This article is from the Shenanigans FAQ, by Michael Moncur altshen@REMOVETHIS-starlingtech.com with numerous contributions by others.
[This list is by no means complete. If you've got any such books, or
can clarify something about these ones, kindly mail me the info as below.
Dates and Publishers would be nice, too.]
- Richard P. Feynman, "Surely You're Joking, Mr. Feynman!"
Feynman was one of the world's greatest theoretical physicists and
was awarded the Nobel Prize in physics; but this is not a book about
science. It's a collection of stories from his past, ranging from
scientific discovery to meeting girls - and many of them are
first-rate shenanigans. An excellent book, particularly if you think
that scientists are boring.
- Richard P. Feynman, "What Do _You_ Care What Other People Think"
A second book by Feynman, this one is mostly serious. It includes
some stories from his past, and the latter half of the book tells of
his experience in the committee that studied the "Challenger
Disaster". Despite a more serious tone, it's a funny and enjoyable
book. Feynman died in 1988, and will be missed.
- Penn Jillette and Teller, "How to Play With Your Food"
A collection of food-related magic tricks, shenanigans, pranks,
and humorous stories. Includes props for some of the tricks.
- Penn Jillette and Teller, "Penn & Teller's Cruel Tricks for Dear Friends"
Another collection by Penn and Teller, again with props included.
Also, the book is a shenanigan in itself - try reading it and
be prepared to be confused at first.
- Don Novello, "The Lazlo Letters"
...and "Citizen Lazlo: The Lazlo Letters volume 2"
Workman Publishing, NY, 1977 and 1992
Don Novello (who played Father Guido Sarducci on Saturday Night Live)
has collected a series of letters written by himself under the
pseudonym of Lazlo Toth. The letters are to world leaders, corporate
giants, and others, and most include a reply. A humorous inspiration

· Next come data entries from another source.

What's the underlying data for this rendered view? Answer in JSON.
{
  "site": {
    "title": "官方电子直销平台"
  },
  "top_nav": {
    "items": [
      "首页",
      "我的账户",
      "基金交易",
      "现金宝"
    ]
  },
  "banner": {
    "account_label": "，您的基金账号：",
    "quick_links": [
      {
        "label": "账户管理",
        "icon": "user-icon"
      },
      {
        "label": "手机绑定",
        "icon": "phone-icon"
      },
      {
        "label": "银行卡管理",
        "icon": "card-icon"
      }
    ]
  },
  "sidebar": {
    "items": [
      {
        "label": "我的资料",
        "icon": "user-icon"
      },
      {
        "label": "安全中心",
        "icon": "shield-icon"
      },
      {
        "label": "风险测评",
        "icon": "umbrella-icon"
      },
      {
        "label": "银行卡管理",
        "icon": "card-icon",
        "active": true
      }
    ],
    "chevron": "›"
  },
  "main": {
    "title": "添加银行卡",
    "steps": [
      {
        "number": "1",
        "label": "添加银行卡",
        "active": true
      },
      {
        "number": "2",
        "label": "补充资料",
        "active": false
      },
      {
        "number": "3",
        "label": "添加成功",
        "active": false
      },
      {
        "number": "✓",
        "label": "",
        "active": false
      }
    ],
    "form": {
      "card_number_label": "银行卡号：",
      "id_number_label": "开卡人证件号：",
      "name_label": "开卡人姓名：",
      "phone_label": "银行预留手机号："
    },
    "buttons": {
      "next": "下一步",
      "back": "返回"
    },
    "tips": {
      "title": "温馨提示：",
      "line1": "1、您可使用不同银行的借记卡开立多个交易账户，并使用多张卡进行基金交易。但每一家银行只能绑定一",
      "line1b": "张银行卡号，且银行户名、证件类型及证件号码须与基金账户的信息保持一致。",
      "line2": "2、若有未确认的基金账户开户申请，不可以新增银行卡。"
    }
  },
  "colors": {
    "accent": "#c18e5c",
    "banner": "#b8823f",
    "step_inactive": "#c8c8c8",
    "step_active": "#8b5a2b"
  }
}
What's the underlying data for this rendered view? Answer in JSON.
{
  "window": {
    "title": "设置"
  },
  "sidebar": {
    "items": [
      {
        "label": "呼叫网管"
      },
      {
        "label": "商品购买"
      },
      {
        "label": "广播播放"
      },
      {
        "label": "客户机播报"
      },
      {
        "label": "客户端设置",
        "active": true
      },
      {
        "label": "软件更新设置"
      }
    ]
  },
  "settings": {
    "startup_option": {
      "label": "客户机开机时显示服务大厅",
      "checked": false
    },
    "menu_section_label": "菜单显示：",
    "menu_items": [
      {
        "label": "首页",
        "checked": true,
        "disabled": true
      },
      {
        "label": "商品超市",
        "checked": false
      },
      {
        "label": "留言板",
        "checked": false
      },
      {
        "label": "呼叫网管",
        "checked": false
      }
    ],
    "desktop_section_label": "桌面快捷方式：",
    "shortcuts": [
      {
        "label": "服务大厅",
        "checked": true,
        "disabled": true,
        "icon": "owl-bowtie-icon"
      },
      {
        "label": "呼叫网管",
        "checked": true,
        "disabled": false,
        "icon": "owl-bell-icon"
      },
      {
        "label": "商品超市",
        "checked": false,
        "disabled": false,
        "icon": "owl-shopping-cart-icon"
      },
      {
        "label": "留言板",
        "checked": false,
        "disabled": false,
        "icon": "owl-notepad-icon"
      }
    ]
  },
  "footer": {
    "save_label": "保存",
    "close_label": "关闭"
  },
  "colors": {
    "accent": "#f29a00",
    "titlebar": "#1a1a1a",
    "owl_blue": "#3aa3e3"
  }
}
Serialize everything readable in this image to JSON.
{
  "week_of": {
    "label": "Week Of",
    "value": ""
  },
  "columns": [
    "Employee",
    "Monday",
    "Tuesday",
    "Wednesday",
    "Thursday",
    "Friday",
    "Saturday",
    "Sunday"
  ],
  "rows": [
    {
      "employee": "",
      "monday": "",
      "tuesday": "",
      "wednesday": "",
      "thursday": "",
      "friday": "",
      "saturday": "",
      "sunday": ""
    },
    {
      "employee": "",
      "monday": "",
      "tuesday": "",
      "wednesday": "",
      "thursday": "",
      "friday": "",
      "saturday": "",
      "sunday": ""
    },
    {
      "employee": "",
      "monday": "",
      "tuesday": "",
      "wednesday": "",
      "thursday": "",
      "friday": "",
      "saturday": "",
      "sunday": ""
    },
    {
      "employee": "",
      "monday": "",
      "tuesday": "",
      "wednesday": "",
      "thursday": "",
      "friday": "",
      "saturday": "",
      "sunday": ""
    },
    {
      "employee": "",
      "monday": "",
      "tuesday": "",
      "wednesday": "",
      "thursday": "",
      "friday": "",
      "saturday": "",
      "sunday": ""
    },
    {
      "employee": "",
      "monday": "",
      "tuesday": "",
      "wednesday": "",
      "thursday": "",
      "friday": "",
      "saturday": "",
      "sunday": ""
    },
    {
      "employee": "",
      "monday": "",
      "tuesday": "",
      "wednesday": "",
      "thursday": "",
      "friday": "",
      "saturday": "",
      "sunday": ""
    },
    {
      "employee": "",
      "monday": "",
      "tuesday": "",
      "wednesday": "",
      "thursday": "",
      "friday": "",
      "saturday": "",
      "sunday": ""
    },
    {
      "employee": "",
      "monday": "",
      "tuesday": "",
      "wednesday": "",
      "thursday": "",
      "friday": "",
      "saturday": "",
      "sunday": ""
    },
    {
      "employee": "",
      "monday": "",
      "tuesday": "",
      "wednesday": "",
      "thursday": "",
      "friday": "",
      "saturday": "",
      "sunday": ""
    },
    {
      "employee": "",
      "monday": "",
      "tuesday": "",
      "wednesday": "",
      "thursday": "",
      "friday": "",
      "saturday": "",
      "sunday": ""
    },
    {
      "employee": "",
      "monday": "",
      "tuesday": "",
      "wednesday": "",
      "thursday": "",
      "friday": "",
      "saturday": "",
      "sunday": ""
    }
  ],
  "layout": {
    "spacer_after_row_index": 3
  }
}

to the literary-minded shenaniganist.
- There are also two other books of similar letter-writing pranks:
"Outrageously Yours" by Bruce West, 1986

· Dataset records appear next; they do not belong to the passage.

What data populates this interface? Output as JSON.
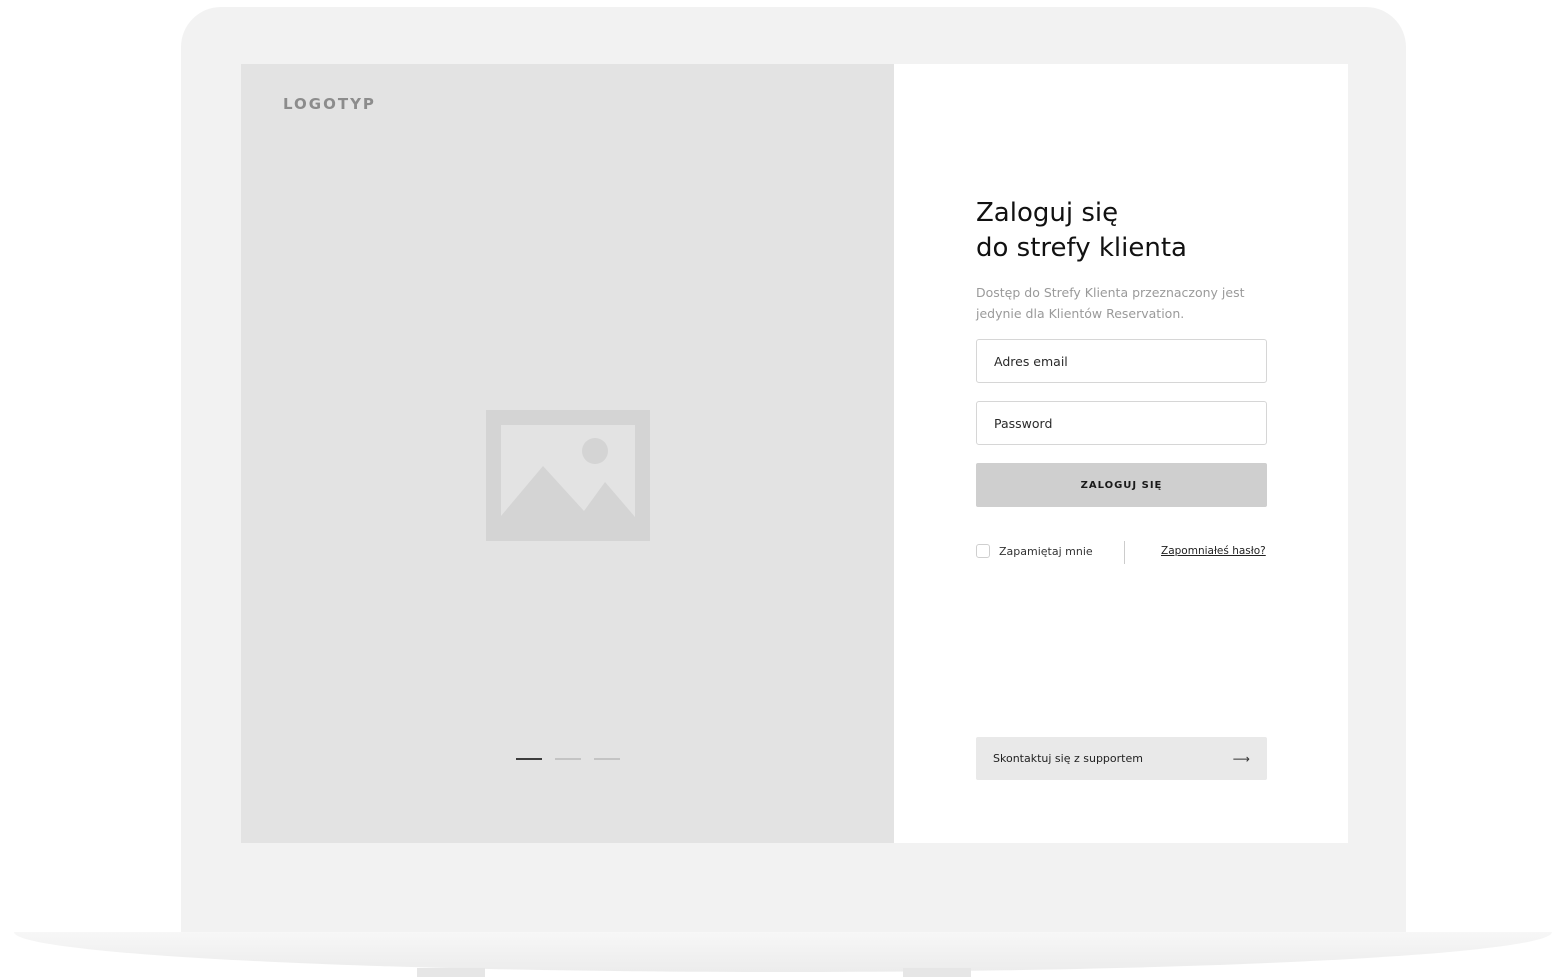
{
  "hero": {
    "logo": "LOGOTYP",
    "slides": [
      {
        "active": true
      },
      {
        "active": false
      },
      {
        "active": false
      }
    ]
  },
  "login": {
    "title_line1": "Zaloguj się",
    "title_line2": "do strefy klienta",
    "description": "Dostęp do Strefy Klienta przeznaczony jest jedynie dla Klientów Reservation.",
    "email_placeholder": "Adres email",
    "password_placeholder": "Password",
    "submit_label": "ZALOGUJ SIĘ",
    "remember_label": "Zapamiętaj mnie",
    "forgot_label": "Zapomniałeś hasło?",
    "support_label": "Skontaktuj się z supportem",
    "support_icon": "arrow-right-icon"
  },
  "colors": {
    "hero_bg": "#e3e3e3",
    "button_bg": "#cfcfcf",
    "support_bg": "#e9e9e9",
    "device_frame": "#f2f2f2"
  }
}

"Modest Proposals" by Randy Cohen, 1981
Specifics on these would be appreciated.
- Harry Anderson, "Games you can't lose: A guide for suckers"
Pocket Books, 1989
Harry Anderson, the magician, comedian, and sometimes actor on Night Court
and Dave's World, wrote this collection of sucker bets and such.
- Peter van der Linden, "The Official Handbook of Practical Jokes," Signet,
ISBN 0-451-15873-3, 1989 and "The Second Official Handbook of Practical
Jokes," Signet, 1991, ISBN 0-451-16924-7
Two collections of practical jokes, urban legends, and delightfully bad
- "Legends of Caltech" and "More Legends of Caltech", authors unknown
This details both Rosebowl shenanigans, the Hollywood sign changeover,
and a bunch of other random shenanigans done by Caltech students.
Caltech is also where Richard Feynman taught and goofed off
for many years.
I think the books are available from the Caltech bookstore:
(818) 395-5121 - at least, they used to ship them everywhere...
- Neil Steinberg, "If At All Possible, Involve A Cow"
St Martin's Press, 1992
A book about college pranks in general; it covers a number of different
universities, and has a chapter devoted to comparing MIT pranks to
RE/Search Publications, RE/Search #11 "Pranks"
RE/Search Publications, 20 Romolo #B, SF CA 94133
Interviews with: Tim Leary, Abbie Hoffman, Paul Krassner, Mark Pauline,
Boyd Rice, Monte Cazazzo, Jello Biafra, Bruce Conner, John Waters, and
Henry Rollins. More about pranks than shenanigans... but there's a fine
- The Journal of Irreproducible Results (periodical)
This Journal publishes parodies of scientific studies. It is conceivable
that any shenanigan with the pretense of scientific rigor or possible
technological utility could be sent in for publication. Here's the
Marc Abrahams, Editor
The Journal of Irreproducible Results
c/o Wisdom Simulators, Inc.
PO Box 853
Cambridge, MA 02238
[send a SASE for writers' guidelines]
- Games Magazine (periodical)
Games has a lot of puzzles, brain teasers, contests, and information on
gaming in general. It also, however, presents a lot of dirty tricks
including fake ads, practical jokes (every april issue), and even the
odd Penn & Teller trick. Some of the past articles have
discussed practical jokes, carnival gaffs, and sucker bets.